    Jizzler

    Joined:
    Aug 10, 2007
    Messages:
    3,392 (1.34/day)
    Thanks Received:
    632
    Location:
    Geneva, FL, USA
    I think that's a bad idea too. Another size? Not unless manufacturers adopt open-ended slots on more of their motherboards. And I'm sure they'll love having more skus to fit the needs of their users. Two x2 on model A, an x4, and two x1 on model B, etc.

    Eventually all these smaller companies we've talked about will be on PCI 3.0, along with future chipsets with support. Shoe-horning in x2 now will undoubtedly extend the adoption of 3.0.

    Luckily I think the premise of this mulling is weak and nothing will come of it :)
  19. DanTheBanjoman SeƱor Moderator

    Joined:
    May 20, 2004
    Messages:
    10,553 (2.85/day)
    Thanks Received:
    1,383
    Since when is it 2^n? I don't see why x3, x5, x6 etc aren't possible. In fact I'm pretty sure all that's required is a BIOS update for the motherboard and possibly a firmware update on the card to support any amount of lanes.
  20. FordGT90Concept

    FordGT90Concept "I go fast!1!11!1!"

    Joined:
    Oct 13, 2008
    Messages:
    13,310 (6.35/day)
    Thanks Received:
    3,339
    Location:
    IA, USA
    Yup, and this is why PCI-SIG opted only for x1, x4, x8, and x16. If it ain't enough, you jump up. I wonder if Intel consulted with PCI-SIG at all.

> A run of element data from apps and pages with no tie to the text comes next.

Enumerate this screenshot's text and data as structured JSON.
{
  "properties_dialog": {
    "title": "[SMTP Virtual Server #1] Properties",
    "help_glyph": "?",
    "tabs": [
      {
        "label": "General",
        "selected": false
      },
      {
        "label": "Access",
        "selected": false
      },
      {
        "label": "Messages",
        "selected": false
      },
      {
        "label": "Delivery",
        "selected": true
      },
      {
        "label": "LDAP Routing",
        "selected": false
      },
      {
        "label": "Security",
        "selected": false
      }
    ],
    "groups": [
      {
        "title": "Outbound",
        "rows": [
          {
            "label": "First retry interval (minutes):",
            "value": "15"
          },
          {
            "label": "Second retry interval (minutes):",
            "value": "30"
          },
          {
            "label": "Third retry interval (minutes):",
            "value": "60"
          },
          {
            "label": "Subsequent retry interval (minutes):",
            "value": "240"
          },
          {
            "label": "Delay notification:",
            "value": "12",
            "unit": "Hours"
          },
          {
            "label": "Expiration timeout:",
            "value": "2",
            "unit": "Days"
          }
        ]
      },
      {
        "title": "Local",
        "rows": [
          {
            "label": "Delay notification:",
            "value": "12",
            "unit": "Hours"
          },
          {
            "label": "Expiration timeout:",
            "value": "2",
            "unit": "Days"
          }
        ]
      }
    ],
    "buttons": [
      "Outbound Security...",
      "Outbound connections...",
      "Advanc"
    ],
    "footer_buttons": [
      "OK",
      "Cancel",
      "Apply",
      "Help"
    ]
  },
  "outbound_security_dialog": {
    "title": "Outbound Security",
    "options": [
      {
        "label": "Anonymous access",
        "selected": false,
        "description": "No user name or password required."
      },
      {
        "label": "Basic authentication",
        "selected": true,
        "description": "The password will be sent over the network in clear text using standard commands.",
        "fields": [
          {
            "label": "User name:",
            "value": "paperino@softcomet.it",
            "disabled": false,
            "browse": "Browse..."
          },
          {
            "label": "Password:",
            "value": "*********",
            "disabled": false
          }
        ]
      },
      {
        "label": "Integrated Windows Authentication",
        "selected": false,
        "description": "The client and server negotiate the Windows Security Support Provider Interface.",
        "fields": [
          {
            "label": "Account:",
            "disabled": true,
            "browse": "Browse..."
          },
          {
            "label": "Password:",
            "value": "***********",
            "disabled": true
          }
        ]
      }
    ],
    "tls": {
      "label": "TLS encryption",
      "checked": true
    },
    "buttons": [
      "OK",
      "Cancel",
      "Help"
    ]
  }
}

I bet PCI-SIG would have answered "no" right away.
    Crunching for Team TPU
  21. btarunr

    btarunr Editor & Senior Moderator Staff Member

    Joined:
    Oct 9, 2007
    Messages:
    28,198 (11.43/day)
    Thanks Received:
    13,569
    Location:
    Hyderabad, India
    Intel is a co-creator of PCI-Express. Intel, IBM, Dell, and HP are like veto powers in the PCI-SIG.
  22. newtekie1

    newtekie1 Semi-Retired Folder

    Joined:
    Nov 22, 2005
    Messages:
    19,653 (6.23/day)
    Thanks Received:
    5,830
    Just run an x4 link to a PCI-E switch and give yourself some more lanes. You aren't limitted just to the lanes provided by the chipset, bridge chips can and have been used to expand the lanes from the chipset to service more devices.

    I'm pretty sure PLX already has products for this purpose. I believe they make a switch that can take an x4 link from the chipset, and output 3 x4 links, or 1 x4 link and 8 x1 links, or just 12 x1 links.

    Yes, you can make the argument that all those links are still sharing the x4 uplink bandwidth and hence won't really gain a benefit from this. However, they work just like network switches. If only one device needs the x4 bandwidth, then it gets all that bandwidth. Yes, if more devices need that bandwidth they have to share it, but if you populate most of the links with low bandwidth devices such as onboard sound and USB2.0 controllers, and secondary LAN controllers, etc, then the high bandwidth device will get the bandwidth it needs.
    Jizzler says thanks.
    Crunching for Team TPU 50 Million points folded for TPU
  23. FordGT90Concept

    FordGT90Concept "I go fast!1!11!1!"

    Joined:
    Oct 13, 2008
    Messages:
    13,310 (6.35/day)
    Thanks Received:
    3,339
    Location:
    IA, USA
    I could see Dell and HP saying no. I doubt IBM cares.
    Crunching for Team TPU
  24. Hayder_Master

    Hayder_Master

    Joined:
    Apr 21, 2008
    Messages:
    5,173 (2.28/day)
    Thanks Received:
    638
    Location:
    IRAQ-Baghdad
    I see it's time to put SB agin, cuz many things now run over PCI-E so it should adding more PCI-E lines.
  25. mastrdrver

    mastrdrver

    Joined:
    Feb 24, 2009
    Messages:
    3,098 (1.58/day)
    Thanks Received:
    560
    Or you solve the problem with a board like the Asus P6T6 or P6T7. Sure you go through the NF200 chips, but you get a plethora of PCIe configuration options.

    This is why I love my P6T6. My next board will also be a 'Workstation' type board with a similar 6/7x PCIe slots. I don't care for anything else after having one. PCI is going away and I see no reason to buy any add in card that does not have a PCIe interface. So why bother with a board that offers something I have no use for?

    I know this isn't Intel, but they can bit me.

Currently Active Users Viewing This Thread: 1 (0 members and 1 guest)

Share This Page